*** Opening Material supplied ***
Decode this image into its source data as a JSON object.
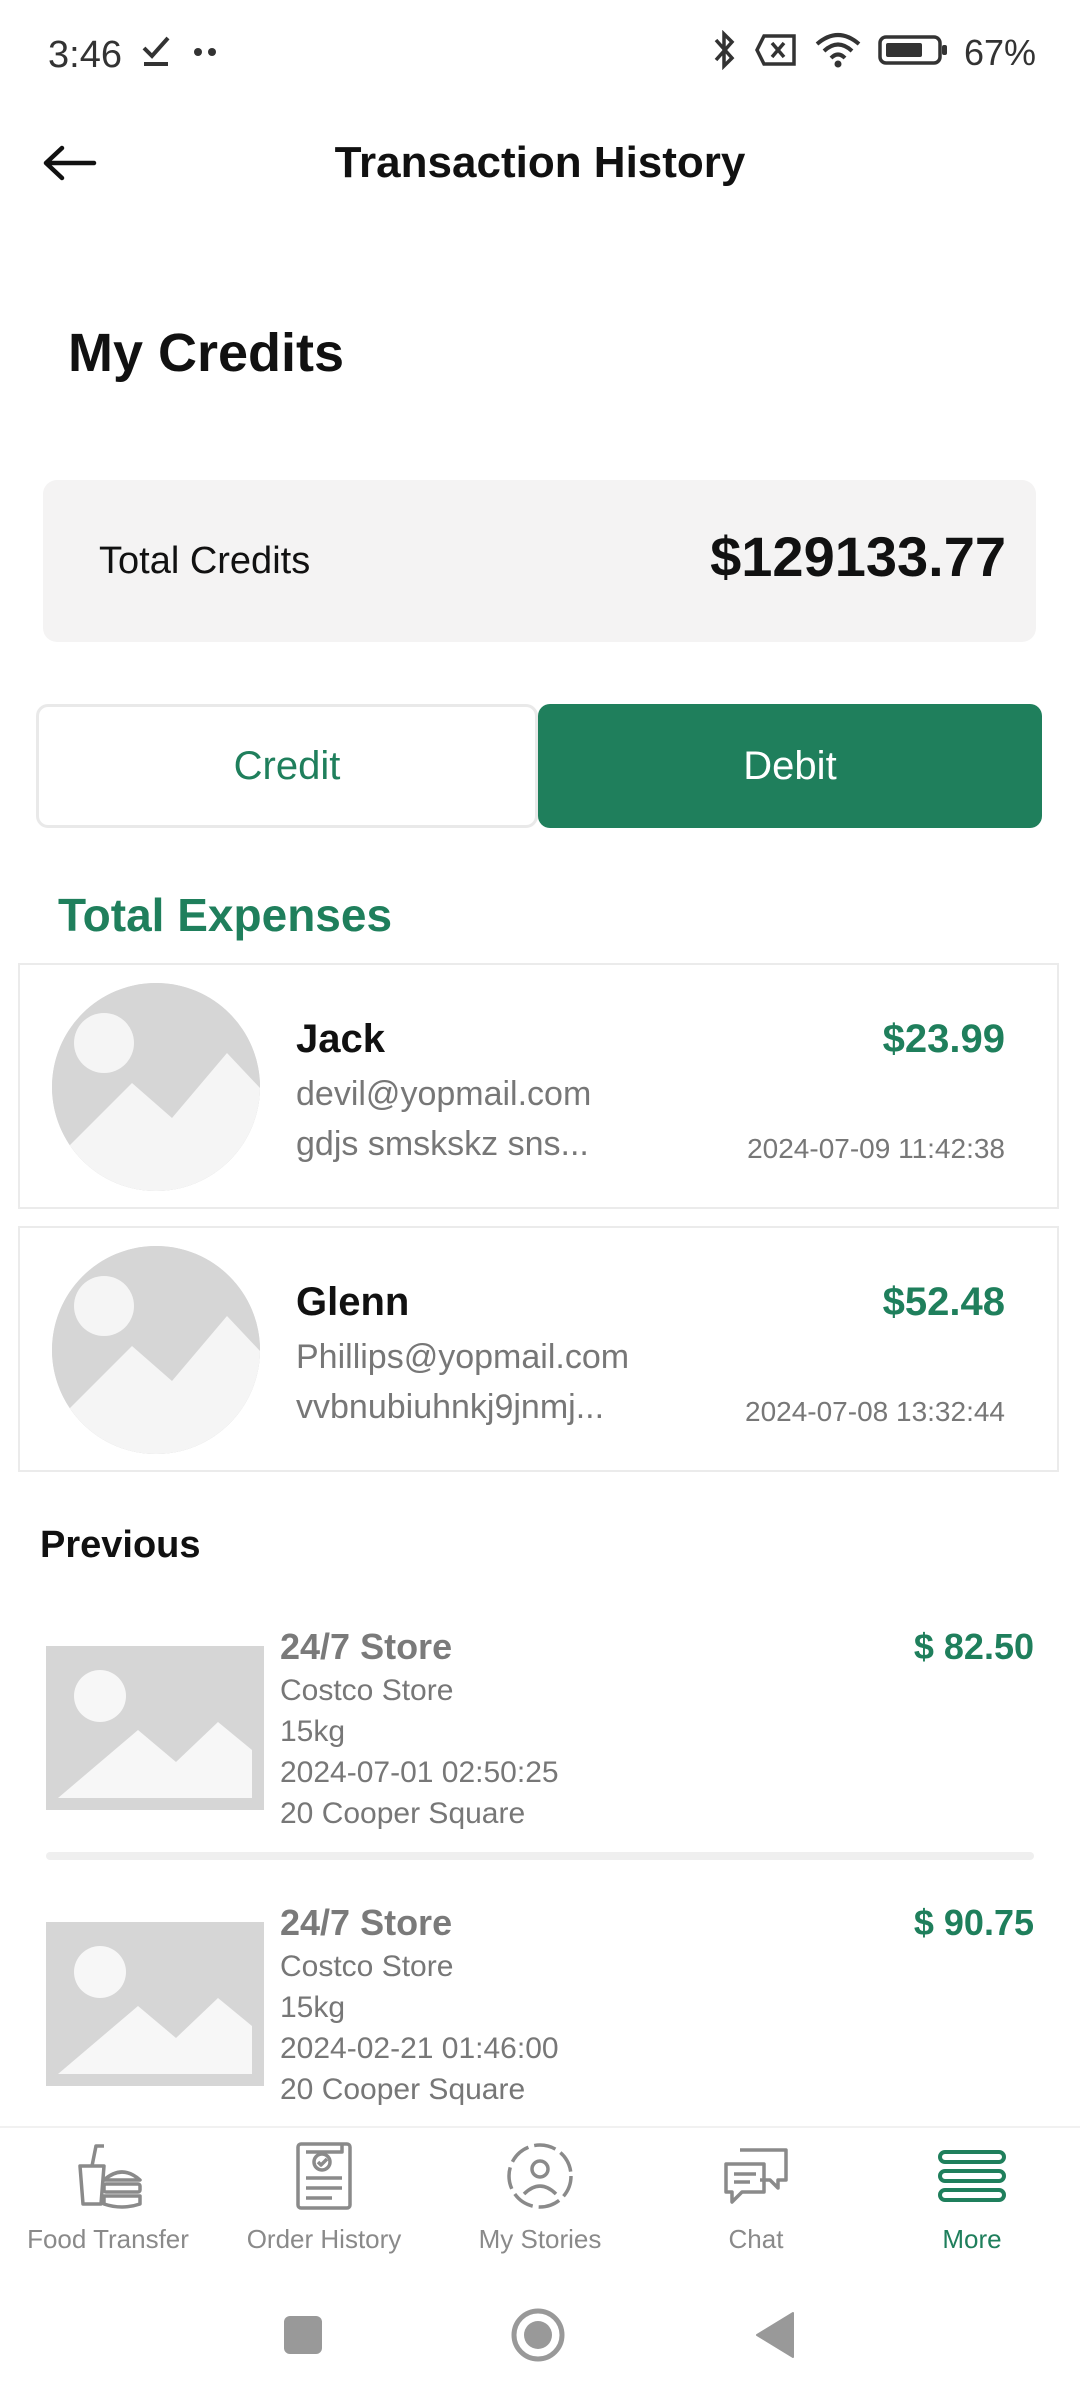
{
  "status_bar": {
    "time": "3:46",
    "battery": "67%",
    "icons": [
      "check-icon",
      "dots-icon",
      "bluetooth-icon",
      "sim-icon",
      "wifi-icon",
      "battery-icon"
    ]
  },
  "app_bar": {
    "title": "Transaction History",
    "back_icon": "arrow-left-icon"
  },
  "credits": {
    "section_title": "My Credits",
    "label": "Total Credits",
    "value": "$129133.77"
  },
  "tabs": [
    {
      "label": "Credit",
      "active": false
    },
    {
      "label": "Debit",
      "active": true
    }
  ],
  "expenses": {
    "title": "Total Expenses",
    "items": [
      {
        "name": "Jack",
        "email": "devil@yopmail.com",
        "description": "gdjs smskskz sns...",
        "amount": "$23.99",
        "date": "2024-07-09 11:42:38"
      },
      {
        "name": "Glenn",
        "email": "Phillips@yopmail.com",
        "description": "vvbnubiuhnkj9jnmj...",
        "amount": "$52.48",
        "date": "2024-07-08 13:32:44"
      }
    ]
  },
  "previous": {
    "title": "Previous",
    "items": [
      {
        "name": "24/7 Store",
        "store": "Costco Store",
        "weight": "15kg",
        "datetime": "2024-07-01 02:50:25",
        "address": "20 Cooper Square",
        "amount": "$ 82.50"
      },
      {
        "name": "24/7 Store",
        "store": "Costco Store",
        "weight": "15kg",
        "datetime": "2024-02-21 01:46:00",
        "address": "20 Cooper Square",
        "amount": "$ 90.75"
      }
    ]
  },
  "bottom_nav": [
    {
      "label": "Food Transfer",
      "icon": "food-transfer-icon",
      "active": false
    },
    {
      "label": "Order History",
      "icon": "order-history-icon",
      "active": false
    },
    {
      "label": "My Stories",
      "icon": "stories-icon",
      "active": false
    },
    {
      "label": "Chat",
      "icon": "chat-icon",
      "active": false
    },
    {
      "label": "More",
      "icon": "menu-icon",
      "active": true
    }
  ],
  "colors": {
    "accent": "#1f7f5c",
    "card_bg": "#f4f3f3",
    "muted_text": "#777777"
  }
}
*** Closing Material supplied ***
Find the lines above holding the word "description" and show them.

        "description": "gdjs smskskz sns...",
        "description": "vvbnubiuhnkj9jnmj...",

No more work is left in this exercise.